Upon acquisition, in the spirit of win-win and mutual benefit, CNPC will choose to cooperate with KazMunaiGaz, the state oil company of Kazakhstan to operate and manage the PK project, said CNPC.

The two parties signed a memorandum of understanding on Oct. 15,according to which KazMunaiGas will obtain a certain amount of PK shares enough to have strategic control over the development of the country's mineral resources, together with the equal right forjoint management over Shymkent refinery and its products.

PK owns 12 oil fields, and exploration licenses in 6 blocks in Kazakhstan, with great exploration potential.

CNPC said it is confident that taking advantage of CNPC's strength in capital, technology and management, as well as CNPC's valuable experience in Kazakhstan, the production capacity of PK will be increased, and thus provides the Sino-Kazakhstan oil pipeline expected to be completed at the end of this year with a reliable supply.

The increase of investment in Kazakhstan and the acceleration of PK's development will help to ensure the stable supply of oil products of the country and boost local economy, said the company.

Wednesday, October 26, 2005

Google adds to China team

Google increased its focus on China by hiring a sales veteran to lead the US Internet search powerhouse's marketing strategy in that country, the AFP reported, citing the company's statement.

Johnny Chou will "establish and lead Google's sales and business development operations in Greater China," the Silicon Valley company said in a written release.

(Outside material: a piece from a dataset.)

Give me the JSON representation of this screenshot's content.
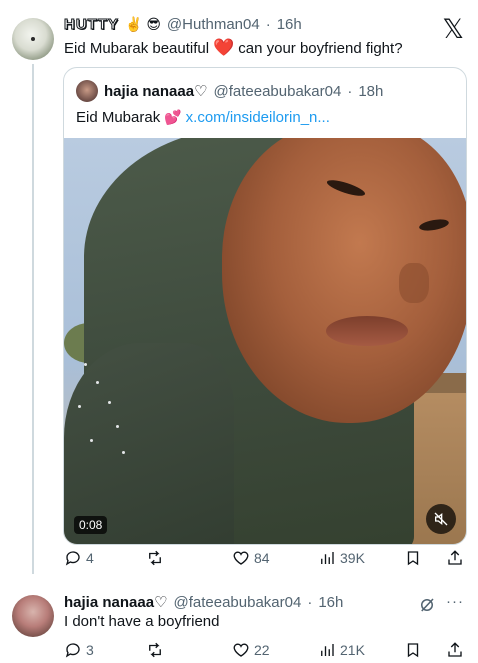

Chou was hired away from UT Starcom, where he was president of that company's China operations for nine years, according to Google.

"The leadership and experience that Johnny Chou brings to Google will be an invaluable asset to Google's plans for developing its business operations in China," said Omid Kordestani, senior vice president of Google's Worldwide Sales and Field Operations.

"Johnny Chou has a proven track record of leading businesses to success in the complex Chinese market and will accelerate our efforts to establish Google's operations in China."

Chou will work with Lee Kaifu, a former Microsoft executive wooed away from the US software giant earlier this year to establish and oversee a Google research center in China, according to Google.

Lee took up his post in China after Microsoft lost a court battle in the United States seeking to block the move.

Lee, a former vice president with Microsoft, was given the green light in September by a judge who said Lee could give Google non-technical advice on doing business in China.

Microsoft had argued Lee was violating confidentiality and non-competition clauses in his employee contract and could damage the company by giving Google access to its corporate secrets.

The judge barred Lee, a computer scientist known for pioneering work in the areas of speech recognition and artificial intelligence, from carrying out work related to computer searches, speech, or languages.

He was also ordered not to disclose any trade secrets he gleaned from Microsoft.

A civil trial that promises to have Google and Microsoft slugging it out in court over Lee is pending.

After arriving in China, Lee said his immediate aim was to recruit 50 college graduates this year, and hire engineers from within the industry.

Lee has been tasked with setting up the US Internet search giant's development centre in China. A decision is expected to be made soon on whether to locate it in Beijing or Shanghai, he said.

Lee and Chou will jointly oversee overall operations at Google's center in China, according to the company.

Chou will lead Google's sales and business development activities while Lee will spearhead Google's public affairs and the creation of the company's research and development center, the company said.

Google has heralded the creation of the centre as a sign of its strong commitment to cultivating Chinese talent as well as its intent to form alliances with universities and institutes.
"The opening of an R and D center in China will strengthen Google's efforts in delivering the best search experience to our users and partners worldwide," Alan Eustace, vice president of engineering at Google, said earlier this year.